This format is good if you already have some experience and are just looking for some input.
To give you a headstart, I have rated those tutorial projects for you. But that’s only my opinion, so I highly recommend that you try them out for yourself because you know how to learn best and on what level you currently are.
The reason I chose to rebuild it was actually because it was getting hard to maintain all its components as it grew since it was just HTML. As it was easier to make these components reusable, I decided to recreate it with React, and also give it a different, new look as well.
As great as the first design was, I wanted to try something more flat, simple, and easier to navigate.
A much simpler website that conveys the message behind “Simple buttons”.
Although the design changed tremendously, this is not what I will be comparing here. What I will be comparing is my experience working with both Bootstrap and Tailwind CSS and which is better.
Although the purpose of Tailwind CSS and Bootstrap might be similar, however, they’re different. Tailwind CSS is more focused on providing easy-to-use utility classes to save you time. As their documentation says: “No more adding silly class names like
sidebar-inner-wrapper just to be able to style something.” It also encourages creating reusable components with these utility classes.
When I first started trying out Tailwind CSS, I struggled a little as I was used to just use whatever ready-made components Bootstrap provides me then make changes on them accordingly.
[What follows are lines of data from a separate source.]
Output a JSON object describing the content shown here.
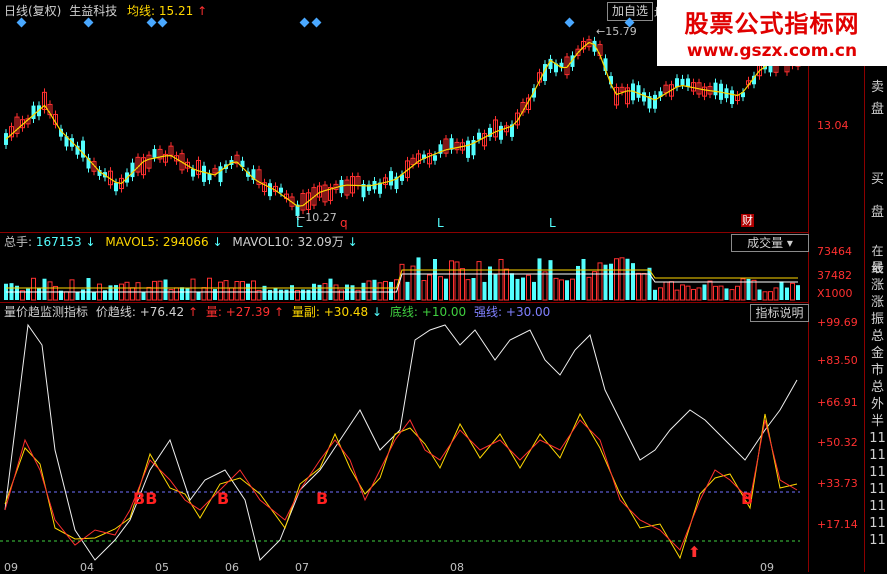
{
  "price_panel": {
    "header": {
      "period": "日线(复权)",
      "stock": "生益科技",
      "ma_label": "均线:",
      "ma_value": "15.21"
    },
    "high_label": "15.79",
    "low_label": "10.27",
    "right_axis": "13.04",
    "markers": [
      "L",
      "L",
      "L"
    ],
    "q_marker": "q",
    "cai_marker": "财",
    "buttons": {
      "add_watch": "加自选",
      "partial": "均"
    },
    "side_tabs": [
      "卖",
      "盘",
      "买",
      "盘"
    ]
  },
  "volume_panel": {
    "total_label": "总手:",
    "total_value": "167153",
    "mavol5_label": "MAVOL5:",
    "mavol5_value": "294066",
    "mavol10_label": "MAVOL10:",
    "mavol10_value": "32.09万",
    "axis": [
      "73464",
      "37482",
      "X1000"
    ],
    "button": "成交量"
  },
  "indicator_panel": {
    "name": "量价趋监测指标",
    "trend_label": "价趋线:",
    "trend_value": "+76.42",
    "vol_label": "量:",
    "vol_value": "+27.39",
    "vice_label": "量副:",
    "vice_value": "+30.48",
    "bottom_label": "底线:",
    "bottom_value": "+10.00",
    "strong_label": "强线:",
    "strong_value": "+30.00",
    "axis": [
      "+99.69",
      "+83.50",
      "+66.91",
      "+50.32",
      "+33.73",
      "+17.14"
    ],
    "b_markers": [
      "BB",
      "B",
      "B",
      "B"
    ],
    "button": "指标说明"
  },
  "date_axis": [
    "09",
    "04",
    "05",
    "06",
    "07",
    "08",
    "09"
  ],
  "side_right": [
    "在线",
    "最",
    "涨",
    "涨",
    "振",
    "总",
    "金",
    "市",
    "总",
    "外",
    "半",
    "11",
    "11",
    "11",
    "11",
    "11",
    "11",
    "11"
  ],
  "watermark": {
    "title": "股票公式指标网",
    "url": "www.gszx.com.cn"
  },
  "colors": {
    "up": "#ff3030",
    "down": "#54ffff",
    "bg": "#000000",
    "ma": "#ffd700",
    "border": "#8b0000"
  }
}
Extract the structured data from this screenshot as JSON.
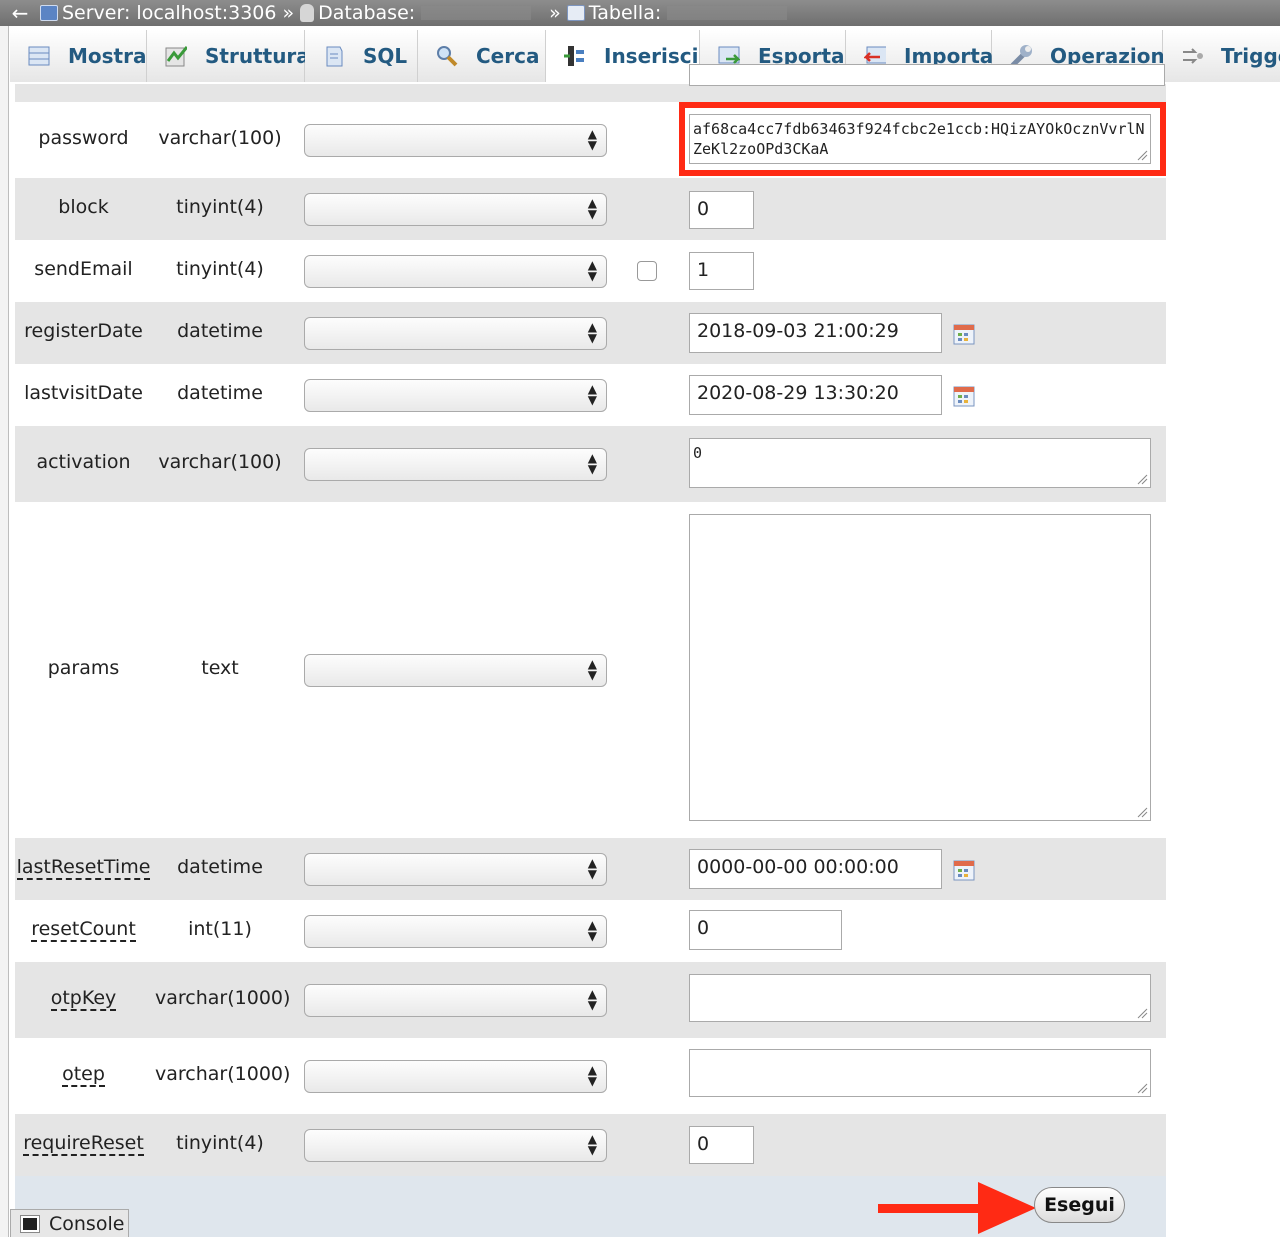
{
  "breadcrumb": {
    "back": "←",
    "server": "Server: localhost:3306",
    "database": "Database:",
    "table": "Tabella:",
    "separator": "»"
  },
  "tabs": [
    {
      "label": "Mostra",
      "icon": "browse-icon"
    },
    {
      "label": "Struttura",
      "icon": "structure-icon"
    },
    {
      "label": "SQL",
      "icon": "sql-icon"
    },
    {
      "label": "Cerca",
      "icon": "search-icon"
    },
    {
      "label": "Inserisci",
      "icon": "insert-icon",
      "active": true
    },
    {
      "label": "Esporta",
      "icon": "export-icon"
    },
    {
      "label": "Importa",
      "icon": "import-icon"
    },
    {
      "label": "Operazioni",
      "icon": "wrench-icon"
    },
    {
      "label": "Trigge",
      "icon": "triggers-icon"
    }
  ],
  "fields": [
    {
      "name": "password",
      "type": "varchar(100)",
      "value": "af68ca4cc7fdb63463f924fcbc2e1ccb:HQizAYOkOcznVvrlNZeKl2zoOPd3CKaA",
      "highlighted": true
    },
    {
      "name": "block",
      "type": "tinyint(4)",
      "value": "0"
    },
    {
      "name": "sendEmail",
      "type": "tinyint(4)",
      "value": "1",
      "null_checkbox": true
    },
    {
      "name": "registerDate",
      "type": "datetime",
      "value": "2018-09-03 21:00:29"
    },
    {
      "name": "lastvisitDate",
      "type": "datetime",
      "value": "2020-08-29 13:30:20"
    },
    {
      "name": "activation",
      "type": "varchar(100)",
      "value": "0"
    },
    {
      "name": "params",
      "type": "text",
      "value": ""
    },
    {
      "name": "lastResetTime",
      "type": "datetime",
      "value": "0000-00-00 00:00:00",
      "has_comment": true
    },
    {
      "name": "resetCount",
      "type": "int(11)",
      "value": "0",
      "has_comment": true
    },
    {
      "name": "otpKey",
      "type": "varchar(1000)",
      "value": "",
      "has_comment": true
    },
    {
      "name": "otep",
      "type": "varchar(1000)",
      "value": "",
      "has_comment": true
    },
    {
      "name": "requireReset",
      "type": "tinyint(4)",
      "value": "0",
      "has_comment": true
    }
  ],
  "submit_label": "Esegui",
  "console_label": "Console",
  "colors": {
    "highlight": "#ff2a14",
    "arrow": "#ff2a14",
    "tab_text": "#235a81"
  }
}
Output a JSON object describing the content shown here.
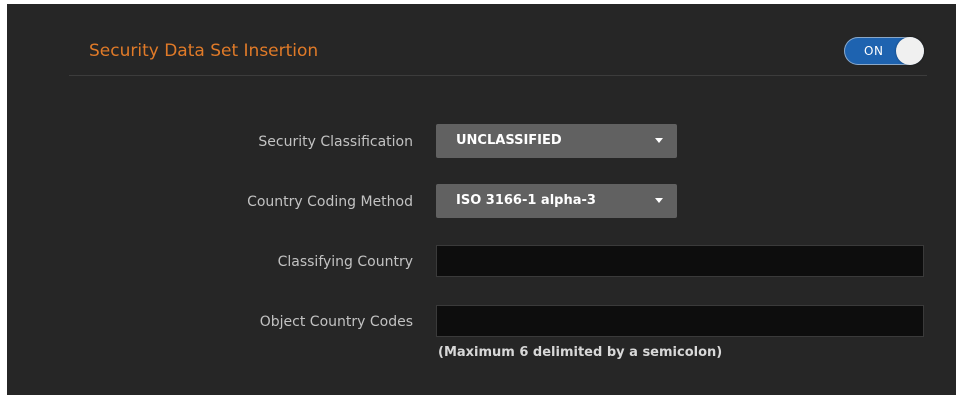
{
  "header": {
    "title": "Security Data Set Insertion",
    "toggle": {
      "label": "ON",
      "state": "on",
      "color": "#1e63b0"
    }
  },
  "form": {
    "security_classification": {
      "label": "Security Classification",
      "value": "UNCLASSIFIED"
    },
    "country_coding_method": {
      "label": "Country Coding Method",
      "value": "ISO 3166-1 alpha-3"
    },
    "classifying_country": {
      "label": "Classifying Country",
      "value": ""
    },
    "object_country_codes": {
      "label": "Object Country Codes",
      "value": "",
      "hint": "(Maximum 6 delimited by a semicolon)"
    }
  },
  "colors": {
    "title": "#e07a28",
    "panel_background": "#262626",
    "select_background": "#616161",
    "input_background": "#0d0d0d"
  }
}
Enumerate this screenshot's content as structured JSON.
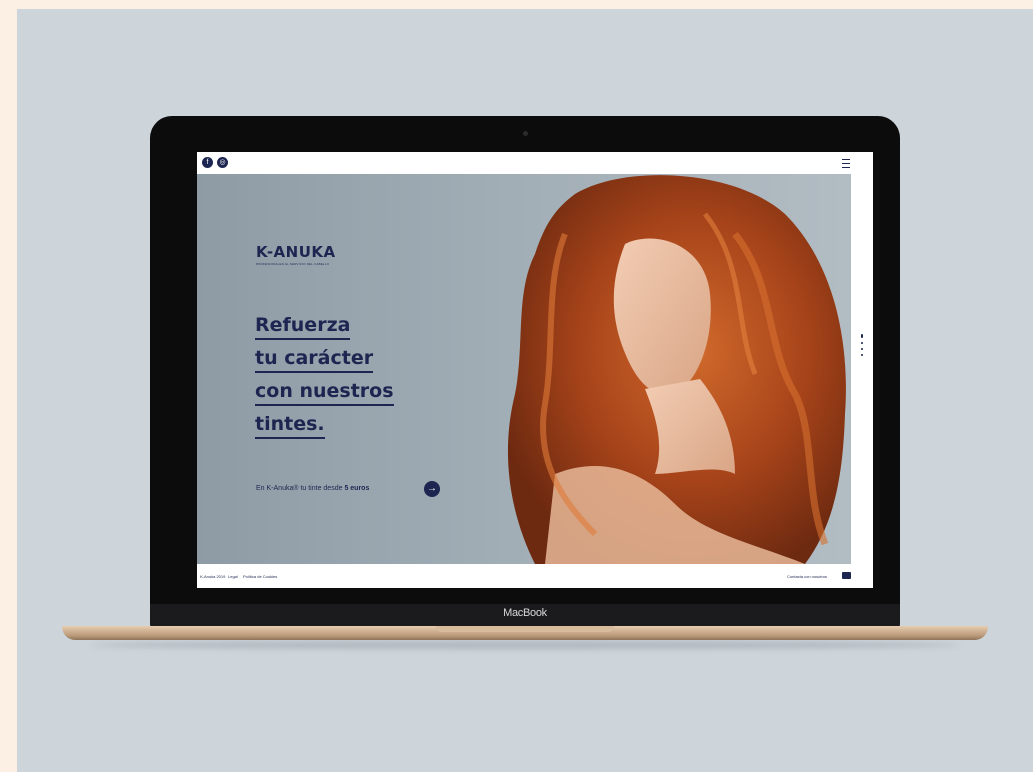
{
  "brand": {
    "name": "K-ANUKA",
    "tagline": "PROFESIONALES AL SERVICIO DEL CABELLO"
  },
  "headline": {
    "lines": [
      "Refuerza",
      "tu carácter",
      "con nuestros",
      "tintes."
    ]
  },
  "cta": {
    "text": "En K-Anuka® tu tinte desde",
    "highlight": "5 euros",
    "button_icon": "→"
  },
  "footer": {
    "copyright": "K-Anuka 2019",
    "links": [
      "Legal",
      "Política de Cookies"
    ],
    "contact": "Contacta con nosotros"
  },
  "device": {
    "label": "MacBook"
  },
  "topbar": {
    "icons": [
      "facebook-icon",
      "instagram-icon",
      "menu-icon"
    ]
  },
  "colors": {
    "brand_navy": "#1c2650",
    "hero_bg": "#9aa6af",
    "hair": "#b5501f",
    "page_bg": "#cdd5da"
  }
}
With Tailwind CSS, I had to create those components myself, which at first I thought would cost me more time and effort.
Among many of Tailwind CSS’s available classes, you can easily make any rule or class adhere to responsive design by adding a prefix to it based on the screen size you’re targeting.
I’ve been using Bootstrap for many years now, and recently I started noticing that something about the design of components in Bootstrap feels outdated. Whether it’s the colors or other design look and feel, it doesn’t feel like it’s adapting to changes of design pattern with time.
There are a lot of ways you can use Bootstrap with React. However, they can be a bit of a hassle. Usually, the library would create different React components that simulate Bootstrap components, and you have to import them to use them in your components.
#7Days7Projects Today we complete the challenge by putting everything we’ve learnt so far into practice!
If you like the video, leave a like and subscribe.
#projects #challenge #complete
We will continue our end-to-end project. This will be our last step, creating an API for the model to use easily on any web page or application.
We will use Flask which is used mostly for making APIs. We won’t be going into depth of flask, we will just use what is needed for implementing our API. So let’s get started with the coding part.
#projects #data-science #flask #machine-learning #api
Some projects you can make with NodeJS that will help you learn the basics and fundamental of NodeJS or fill your projects in your Resume.
#python #projects #software-development #programming #scripting
#python #cli #projects #programming #sockets
Saving Santa with Pandas and GeoPandas
Finally! I know! A Data Science Project as Festive as the Season!
Data Science has many applications; so many in fact, it is nigh impossible to even be considered proficient in half of them! But, that shouldn’t dissuade us from trying to become as equipped for the future as possible. I challenge you to take on this project and have a once in a lifetime opportunity to serve as Santa’s “pocket” Data Scientist!
As a precursor to this project, note that this project is designed to be a challenge project. You are given the tools and supplies, but the method is left up to you! While the ‘answer key’ is provided on Github, you should have everything you need in the data to figure it out. This project also serves to introduce you to some tools you may not be familiar with, yet.
#christmas #data-science #gis #pandas #projects